A horde of filmgoers rushed to Good News Cinema last Wednesday to catch Lebanese actor/director Nadine Labaki’s much heralded directorial debut “Caramel. Defying the pervading rule of Arabic movies, the film didn’t disappoint after all, drawing loud laughs and warm applause throughout its 95-minute duration.
The film is set in a Beirut beauty salon owned by Layale, a young woman having an affair with a married man.
Joining her in managing the salon are Nisrine (Yasmine Elmasri), a Muslim from a conservative background who decided to have hymen-reconstruction surgery a few weeks before getting married; Rima (Joanna Moukarzel), a closet lesbian who starts to develop an infatuation for her stunning long-haired client; and Jamale (Gisèle Aouad), a middle-aged woman unable to cope getting old and her fading beauty.
Labaki’s film is essentially a story about female-bonding in modern Beirut. It’s not a romantic chick flick à la “Waiting to Exhale for example. Its bittersweet tone and encompassing vision are closer to Nicole Holofcener’s films (“Walking and Talking, “Lovely and Amazing ).
Like Holofcener’s works, the film is a celebration of this group of women, with all their flaws, misgivings, and men who remain simple-minded, alien creatures.

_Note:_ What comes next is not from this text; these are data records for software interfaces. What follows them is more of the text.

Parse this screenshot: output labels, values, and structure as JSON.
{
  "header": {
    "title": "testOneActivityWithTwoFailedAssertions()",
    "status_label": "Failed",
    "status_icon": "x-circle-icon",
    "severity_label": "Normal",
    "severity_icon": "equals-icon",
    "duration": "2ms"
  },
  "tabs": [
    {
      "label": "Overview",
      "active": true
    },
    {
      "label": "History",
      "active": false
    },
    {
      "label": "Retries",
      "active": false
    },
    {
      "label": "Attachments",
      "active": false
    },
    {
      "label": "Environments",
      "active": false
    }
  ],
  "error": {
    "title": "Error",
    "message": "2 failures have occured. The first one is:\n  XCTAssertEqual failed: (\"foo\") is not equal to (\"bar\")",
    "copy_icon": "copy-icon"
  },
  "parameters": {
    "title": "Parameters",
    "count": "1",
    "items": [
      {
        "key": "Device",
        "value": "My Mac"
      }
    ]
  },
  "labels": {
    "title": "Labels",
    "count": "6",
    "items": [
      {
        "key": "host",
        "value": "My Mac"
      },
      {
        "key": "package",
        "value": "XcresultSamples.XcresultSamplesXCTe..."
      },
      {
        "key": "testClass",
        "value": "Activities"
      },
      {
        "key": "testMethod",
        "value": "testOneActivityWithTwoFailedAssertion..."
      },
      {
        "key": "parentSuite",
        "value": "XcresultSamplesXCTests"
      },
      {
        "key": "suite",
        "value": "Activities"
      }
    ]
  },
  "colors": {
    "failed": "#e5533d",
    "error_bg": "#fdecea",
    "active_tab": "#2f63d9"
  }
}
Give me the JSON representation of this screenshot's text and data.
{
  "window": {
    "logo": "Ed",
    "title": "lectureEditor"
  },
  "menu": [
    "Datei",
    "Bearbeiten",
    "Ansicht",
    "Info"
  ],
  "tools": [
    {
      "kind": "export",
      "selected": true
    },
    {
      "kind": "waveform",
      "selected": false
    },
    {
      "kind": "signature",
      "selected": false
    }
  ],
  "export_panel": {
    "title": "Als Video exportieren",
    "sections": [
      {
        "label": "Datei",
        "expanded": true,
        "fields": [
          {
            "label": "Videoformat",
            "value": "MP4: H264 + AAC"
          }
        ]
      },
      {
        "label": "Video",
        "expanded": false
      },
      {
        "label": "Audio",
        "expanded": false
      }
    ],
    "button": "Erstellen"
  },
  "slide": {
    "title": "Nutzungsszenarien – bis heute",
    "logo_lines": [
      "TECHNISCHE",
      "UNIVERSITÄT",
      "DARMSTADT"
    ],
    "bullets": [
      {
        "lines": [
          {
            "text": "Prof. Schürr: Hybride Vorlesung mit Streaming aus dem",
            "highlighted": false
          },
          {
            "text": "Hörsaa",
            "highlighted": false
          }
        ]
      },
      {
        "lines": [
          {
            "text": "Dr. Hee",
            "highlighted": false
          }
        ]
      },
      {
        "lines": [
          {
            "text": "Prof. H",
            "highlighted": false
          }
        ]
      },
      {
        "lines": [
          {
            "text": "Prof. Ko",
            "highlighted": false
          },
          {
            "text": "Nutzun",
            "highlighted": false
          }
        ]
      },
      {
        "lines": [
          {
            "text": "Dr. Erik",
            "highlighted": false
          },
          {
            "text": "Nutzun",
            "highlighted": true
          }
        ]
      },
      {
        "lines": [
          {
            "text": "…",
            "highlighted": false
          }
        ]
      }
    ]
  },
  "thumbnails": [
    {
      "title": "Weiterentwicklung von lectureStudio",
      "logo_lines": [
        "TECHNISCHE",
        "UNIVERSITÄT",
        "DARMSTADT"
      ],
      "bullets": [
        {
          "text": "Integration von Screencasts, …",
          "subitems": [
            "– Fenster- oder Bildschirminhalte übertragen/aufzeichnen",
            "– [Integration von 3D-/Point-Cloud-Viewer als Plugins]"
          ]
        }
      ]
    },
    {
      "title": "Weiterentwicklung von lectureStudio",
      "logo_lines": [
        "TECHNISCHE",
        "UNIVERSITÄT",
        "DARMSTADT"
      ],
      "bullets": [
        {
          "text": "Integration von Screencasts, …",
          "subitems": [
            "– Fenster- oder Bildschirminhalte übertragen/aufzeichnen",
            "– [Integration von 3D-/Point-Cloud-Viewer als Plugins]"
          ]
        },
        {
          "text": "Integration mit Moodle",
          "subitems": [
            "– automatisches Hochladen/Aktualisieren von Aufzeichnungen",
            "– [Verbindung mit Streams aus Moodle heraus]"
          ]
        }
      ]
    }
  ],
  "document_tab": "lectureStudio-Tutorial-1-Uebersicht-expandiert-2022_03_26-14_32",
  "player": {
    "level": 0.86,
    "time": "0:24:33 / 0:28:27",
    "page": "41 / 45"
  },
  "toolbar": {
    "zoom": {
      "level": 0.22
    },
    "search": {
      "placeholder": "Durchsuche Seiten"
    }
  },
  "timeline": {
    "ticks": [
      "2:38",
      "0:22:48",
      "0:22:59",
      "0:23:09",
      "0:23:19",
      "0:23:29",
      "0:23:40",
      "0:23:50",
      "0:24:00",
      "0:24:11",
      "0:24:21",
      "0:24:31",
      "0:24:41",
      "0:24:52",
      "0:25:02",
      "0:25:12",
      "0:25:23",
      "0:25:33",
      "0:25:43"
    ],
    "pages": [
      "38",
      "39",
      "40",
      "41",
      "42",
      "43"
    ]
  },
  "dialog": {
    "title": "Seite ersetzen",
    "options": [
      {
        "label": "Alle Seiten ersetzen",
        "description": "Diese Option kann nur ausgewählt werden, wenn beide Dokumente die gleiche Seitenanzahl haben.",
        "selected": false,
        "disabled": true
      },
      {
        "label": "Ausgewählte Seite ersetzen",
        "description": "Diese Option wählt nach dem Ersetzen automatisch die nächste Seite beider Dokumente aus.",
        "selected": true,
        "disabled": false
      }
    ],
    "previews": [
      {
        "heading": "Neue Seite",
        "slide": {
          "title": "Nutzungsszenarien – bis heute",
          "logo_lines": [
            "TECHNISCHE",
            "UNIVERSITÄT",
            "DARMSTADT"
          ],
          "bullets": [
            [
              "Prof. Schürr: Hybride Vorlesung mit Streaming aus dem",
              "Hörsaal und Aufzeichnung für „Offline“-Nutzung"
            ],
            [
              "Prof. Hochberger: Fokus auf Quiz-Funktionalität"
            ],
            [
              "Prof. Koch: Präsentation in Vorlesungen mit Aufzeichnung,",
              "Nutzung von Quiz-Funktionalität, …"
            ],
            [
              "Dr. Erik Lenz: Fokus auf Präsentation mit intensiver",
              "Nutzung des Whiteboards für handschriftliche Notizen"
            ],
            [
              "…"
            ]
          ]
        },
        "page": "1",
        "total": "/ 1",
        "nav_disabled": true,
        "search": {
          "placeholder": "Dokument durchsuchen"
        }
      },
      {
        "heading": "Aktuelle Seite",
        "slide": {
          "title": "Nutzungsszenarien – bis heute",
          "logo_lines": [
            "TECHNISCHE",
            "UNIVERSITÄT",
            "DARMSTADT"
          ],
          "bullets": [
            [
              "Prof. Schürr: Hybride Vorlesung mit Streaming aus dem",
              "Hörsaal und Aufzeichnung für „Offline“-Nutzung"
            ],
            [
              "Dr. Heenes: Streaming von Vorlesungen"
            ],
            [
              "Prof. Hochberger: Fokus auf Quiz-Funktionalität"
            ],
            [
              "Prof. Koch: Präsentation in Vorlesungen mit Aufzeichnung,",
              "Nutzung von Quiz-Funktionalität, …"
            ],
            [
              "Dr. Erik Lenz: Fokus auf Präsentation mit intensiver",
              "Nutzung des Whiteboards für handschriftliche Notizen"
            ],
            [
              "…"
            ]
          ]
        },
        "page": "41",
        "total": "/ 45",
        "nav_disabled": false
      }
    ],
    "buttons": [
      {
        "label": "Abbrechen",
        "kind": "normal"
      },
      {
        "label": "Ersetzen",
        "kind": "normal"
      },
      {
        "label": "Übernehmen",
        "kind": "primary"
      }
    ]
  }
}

Like Pedro Almodóvar’s last tour-de-force “Volver, men act as a catalyst to explore the lives of these women. The core of their predicament lies in their inability to confront their reality (Jamale), accept themselves (Rima), stand-up to their own beliefs (Nisrine) or have the strength to break away from an ill-fated relationship (Labaki).
The most interesting, heartrending character in the film is Rose (Sihame Haddad), an elderly lady who falls for an old, venerable gentleman. Shackled by her sense of responsibility for her older, mentally unstable sister, Rose decides to sacrifice possibly her last chance for true happiness.
On the downside, the film is doesn’t have much of a plot, despite the fact that the lives of these characters are intertwined and Labaki’s lens captures the small, intimate moments these women share.
Yet the film lacks depth and, apart from Rose, none of the characters are fully developed. Rima’s character, for example, is half-baked; her motivations and external conflicts are hardly touched. Jamale, the darkest of these characters, is never allowed to turn dark enough.
Nevertheless, it’s charming, funny and heartwarming. It works within the boundaries of the romantic comedy genre and succeeds in churning out a stellar example.
Labaki has an eye for presenting ordinary Beirut life through a realistic, perceptive prism. And the city isn’t a mere background but a strong character in the film.
Overall, “Caramel is a lighthearted picture by a director with better skills behind the camera than in front of it. The story is hardly new, but the performances, beautiful cinematography and Khaled Mouzannar’s tender, warm score renders this film Labaki’s best work to date.